My niece and I are having a terrific week, but, as predicted, I’m worn out and getting a migraine each afternoon. Instead of letting me push through, my niece has reminded me each day that I need to rest. She’s subtle about it, making it seem like she’s an excessively tired 12-year-old. (She’s not.)

I’m getting more tired as the week wears on — and she sees it. Yesterday she actually told me to lie down. This morning I told her I was too tired for the aquarium and she intuited that I wouldn’t be up for it tomorrow either. If she hadn’t, I would have said that we could probably go tomorrow even though I’m not sure we could.

Even with my afternoon naps, we’re having tons of fun. We’ve been out to eat four times already and are getting fondue tomorrow night. Doughnuts have been traded for cupcakes, the chocolate cafe and homemade cinnamon rolls. Not sure if we’ll make it to The Simpsons, but we have seen Harry Potter. We have movies to watch at home too. She’s not too into video games, so we’ve played board games (which Hart and I love) instead. We even made soap yesterday.

It’s a relief to write out all our activities.
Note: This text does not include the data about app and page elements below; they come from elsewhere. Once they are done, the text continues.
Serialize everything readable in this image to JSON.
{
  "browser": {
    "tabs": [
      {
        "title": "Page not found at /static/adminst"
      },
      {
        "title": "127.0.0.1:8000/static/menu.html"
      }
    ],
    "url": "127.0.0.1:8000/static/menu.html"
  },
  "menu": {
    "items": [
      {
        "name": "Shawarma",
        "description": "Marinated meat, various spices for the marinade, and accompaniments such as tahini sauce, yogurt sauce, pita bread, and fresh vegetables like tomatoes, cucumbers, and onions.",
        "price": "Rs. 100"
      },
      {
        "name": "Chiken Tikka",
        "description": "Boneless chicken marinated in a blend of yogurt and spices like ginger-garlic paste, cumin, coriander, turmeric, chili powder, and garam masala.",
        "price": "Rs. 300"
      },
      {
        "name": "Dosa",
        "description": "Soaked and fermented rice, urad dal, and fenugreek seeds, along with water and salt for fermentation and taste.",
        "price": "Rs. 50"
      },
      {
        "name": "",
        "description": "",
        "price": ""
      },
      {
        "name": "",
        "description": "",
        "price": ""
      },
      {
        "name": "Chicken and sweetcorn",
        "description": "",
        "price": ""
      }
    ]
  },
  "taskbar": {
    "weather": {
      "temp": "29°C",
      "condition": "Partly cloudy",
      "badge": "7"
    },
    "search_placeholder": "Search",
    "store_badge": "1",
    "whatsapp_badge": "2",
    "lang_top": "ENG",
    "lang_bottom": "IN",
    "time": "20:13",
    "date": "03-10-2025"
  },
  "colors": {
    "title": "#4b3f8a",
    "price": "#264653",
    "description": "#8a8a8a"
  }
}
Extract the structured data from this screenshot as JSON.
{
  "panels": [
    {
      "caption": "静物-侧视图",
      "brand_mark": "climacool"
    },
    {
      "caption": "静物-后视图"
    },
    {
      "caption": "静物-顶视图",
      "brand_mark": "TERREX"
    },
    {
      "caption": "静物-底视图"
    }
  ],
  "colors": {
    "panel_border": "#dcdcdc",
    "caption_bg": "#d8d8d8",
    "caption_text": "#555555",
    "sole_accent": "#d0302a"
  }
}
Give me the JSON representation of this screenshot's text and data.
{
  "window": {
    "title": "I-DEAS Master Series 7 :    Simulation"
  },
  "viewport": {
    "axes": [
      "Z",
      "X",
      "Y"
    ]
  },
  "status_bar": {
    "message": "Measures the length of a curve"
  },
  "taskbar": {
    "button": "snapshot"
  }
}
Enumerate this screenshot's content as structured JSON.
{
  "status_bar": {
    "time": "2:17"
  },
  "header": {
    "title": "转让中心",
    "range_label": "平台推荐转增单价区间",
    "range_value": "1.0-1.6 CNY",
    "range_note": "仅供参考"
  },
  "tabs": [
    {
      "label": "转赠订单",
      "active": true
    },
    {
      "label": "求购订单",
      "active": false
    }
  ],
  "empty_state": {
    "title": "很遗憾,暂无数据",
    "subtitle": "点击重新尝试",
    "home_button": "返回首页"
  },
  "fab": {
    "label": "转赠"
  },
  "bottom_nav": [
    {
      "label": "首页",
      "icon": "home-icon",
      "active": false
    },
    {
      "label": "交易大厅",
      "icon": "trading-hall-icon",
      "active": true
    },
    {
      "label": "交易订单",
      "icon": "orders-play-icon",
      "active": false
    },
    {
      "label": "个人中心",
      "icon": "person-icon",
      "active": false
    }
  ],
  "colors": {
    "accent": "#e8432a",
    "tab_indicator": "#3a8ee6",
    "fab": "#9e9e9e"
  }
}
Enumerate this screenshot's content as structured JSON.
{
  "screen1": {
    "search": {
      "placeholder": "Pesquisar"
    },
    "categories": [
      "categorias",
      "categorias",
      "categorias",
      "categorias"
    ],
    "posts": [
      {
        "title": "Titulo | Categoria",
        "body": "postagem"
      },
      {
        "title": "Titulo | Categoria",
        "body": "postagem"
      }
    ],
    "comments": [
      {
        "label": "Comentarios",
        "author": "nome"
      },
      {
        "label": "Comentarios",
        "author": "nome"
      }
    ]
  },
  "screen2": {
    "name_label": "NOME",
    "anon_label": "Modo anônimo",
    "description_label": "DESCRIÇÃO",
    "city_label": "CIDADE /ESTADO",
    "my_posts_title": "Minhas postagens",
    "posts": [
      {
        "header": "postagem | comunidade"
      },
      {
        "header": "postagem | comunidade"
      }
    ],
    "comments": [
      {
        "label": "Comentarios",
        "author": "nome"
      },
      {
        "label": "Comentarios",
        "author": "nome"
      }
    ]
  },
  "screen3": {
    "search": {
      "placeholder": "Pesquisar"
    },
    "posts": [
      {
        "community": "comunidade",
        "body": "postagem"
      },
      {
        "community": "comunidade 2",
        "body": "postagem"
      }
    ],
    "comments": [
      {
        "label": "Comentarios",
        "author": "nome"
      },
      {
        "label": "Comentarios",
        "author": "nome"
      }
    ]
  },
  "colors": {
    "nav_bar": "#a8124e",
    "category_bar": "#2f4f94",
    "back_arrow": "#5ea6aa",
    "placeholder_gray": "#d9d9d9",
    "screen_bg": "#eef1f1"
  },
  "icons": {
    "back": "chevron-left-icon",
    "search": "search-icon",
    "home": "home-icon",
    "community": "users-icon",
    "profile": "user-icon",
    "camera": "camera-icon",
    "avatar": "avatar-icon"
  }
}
My niece isn’t acting bored, but I worried she was. Now that I’ve seen the list, I see she’s probably worn out too!